# TASK REQUIREMENTS:
An exact copy of the data is needed, one that excludes all pictures.

# App and web page records:

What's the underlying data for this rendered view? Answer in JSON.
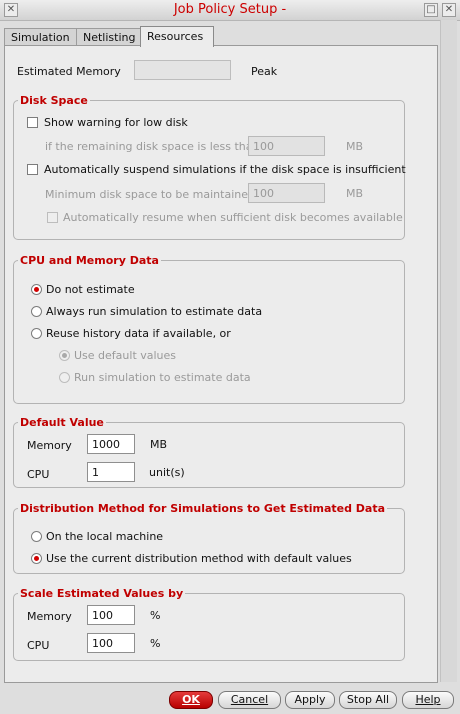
{
  "window": {
    "title": "Job Policy Setup -"
  },
  "tabs": [
    {
      "label": "Simulation"
    },
    {
      "label": "Netlisting"
    },
    {
      "label": "Resources"
    }
  ],
  "estimated_memory": {
    "label": "Estimated Memory",
    "value": "",
    "suffix": "Peak"
  },
  "disk_space": {
    "title": "Disk Space",
    "warn_low_disk": {
      "label": "Show warning for low disk",
      "checked": false
    },
    "remaining_label": "if the remaining disk space is less than",
    "remaining_value": "100",
    "remaining_unit": "MB",
    "auto_suspend": {
      "label": "Automatically suspend simulations if the disk space is insufficient",
      "checked": false
    },
    "min_label": "Minimum disk space to be maintained",
    "min_value": "100",
    "min_unit": "MB",
    "auto_resume": {
      "label": "Automatically resume when sufficient disk becomes available",
      "checked": false
    }
  },
  "cpu_memory": {
    "title": "CPU and Memory Data",
    "options": [
      {
        "label": "Do not estimate",
        "selected": true
      },
      {
        "label": "Always run simulation to estimate data",
        "selected": false
      },
      {
        "label": "Reuse history data if available, or",
        "selected": false
      }
    ],
    "sub_options": [
      {
        "label": "Use default values",
        "selected": true
      },
      {
        "label": "Run simulation to estimate data",
        "selected": false
      }
    ]
  },
  "default_value": {
    "title": "Default Value",
    "memory_label": "Memory",
    "memory_value": "1000",
    "memory_unit": "MB",
    "cpu_label": "CPU",
    "cpu_value": "1",
    "cpu_unit": "unit(s)"
  },
  "distribution": {
    "title": "Distribution Method for Simulations to Get Estimated Data",
    "options": [
      {
        "label": "On the local machine",
        "selected": false
      },
      {
        "label": "Use the current distribution method with default values",
        "selected": true
      }
    ]
  },
  "scale": {
    "title": "Scale Estimated Values by",
    "memory_label": "Memory",
    "memory_value": "100",
    "memory_unit": "%",
    "cpu_label": "CPU",
    "cpu_value": "100",
    "cpu_unit": "%"
  },
  "buttons": {
    "ok": "OK",
    "cancel": "Cancel",
    "apply": "Apply",
    "stop_all": "Stop All",
    "help": "Help"
  },
  "colors": {
    "accent": "#cc0000",
    "section_title": "#c00000"
  }
}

# RESULT OF THIS TASK:
What's the underlying data for this rendered view? Answer in JSON.
{
  "window": {
    "title": "Job Policy Setup -"
  },
  "tabs": [
    {
      "label": "Simulation"
    },
    {
      "label": "Netlisting"
    },
    {
      "label": "Resources"
    }
  ],
  "estimated_memory": {
    "label": "Estimated Memory",
    "value": "",
    "suffix": "Peak"
  },
  "disk_space": {
    "title": "Disk Space",
    "warn_low_disk": {
      "label": "Show warning for low disk",
      "checked": false
    },
    "remaining_label": "if the remaining disk space is less than",
    "remaining_value": "100",
    "remaining_unit": "MB",
    "auto_suspend": {
      "label": "Automatically suspend simulations if the disk space is insufficient",
      "checked": false
    },
    "min_label": "Minimum disk space to be maintained",
    "min_value": "100",
    "min_unit": "MB",
    "auto_resume": {
      "label": "Automatically resume when sufficient disk becomes available",
      "checked": false
    }
  },
  "cpu_memory": {
    "title": "CPU and Memory Data",
    "options": [
      {
        "label": "Do not estimate",
        "selected": true
      },
      {
        "label": "Always run simulation to estimate data",
        "selected": false
      },
      {
        "label": "Reuse history data if available, or",
        "selected": false
      }
    ],
    "sub_options": [
      {
        "label": "Use default values",
        "selected": true
      },
      {
        "label": "Run simulation to estimate data",
        "selected": false
      }
    ]
  },
  "default_value": {
    "title": "Default Value",
    "memory_label": "Memory",
    "memory_value": "1000",
    "memory_unit": "MB",
    "cpu_label": "CPU",
    "cpu_value": "1",
    "cpu_unit": "unit(s)"
  },
  "distribution": {
    "title": "Distribution Method for Simulations to Get Estimated Data",
    "options": [
      {
        "label": "On the local machine",
        "selected": false
      },
      {
        "label": "Use the current distribution method with default values",
        "selected": true
      }
    ]
  },
  "scale": {
    "title": "Scale Estimated Values by",
    "memory_label": "Memory",
    "memory_value": "100",
    "memory_unit": "%",
    "cpu_label": "CPU",
    "cpu_value": "100",
    "cpu_unit": "%"
  },
  "buttons": {
    "ok": "OK",
    "cancel": "Cancel",
    "apply": "Apply",
    "stop_all": "Stop All",
    "help": "Help"
  },
  "colors": {
    "accent": "#cc0000",
    "section_title": "#c00000"
  }
}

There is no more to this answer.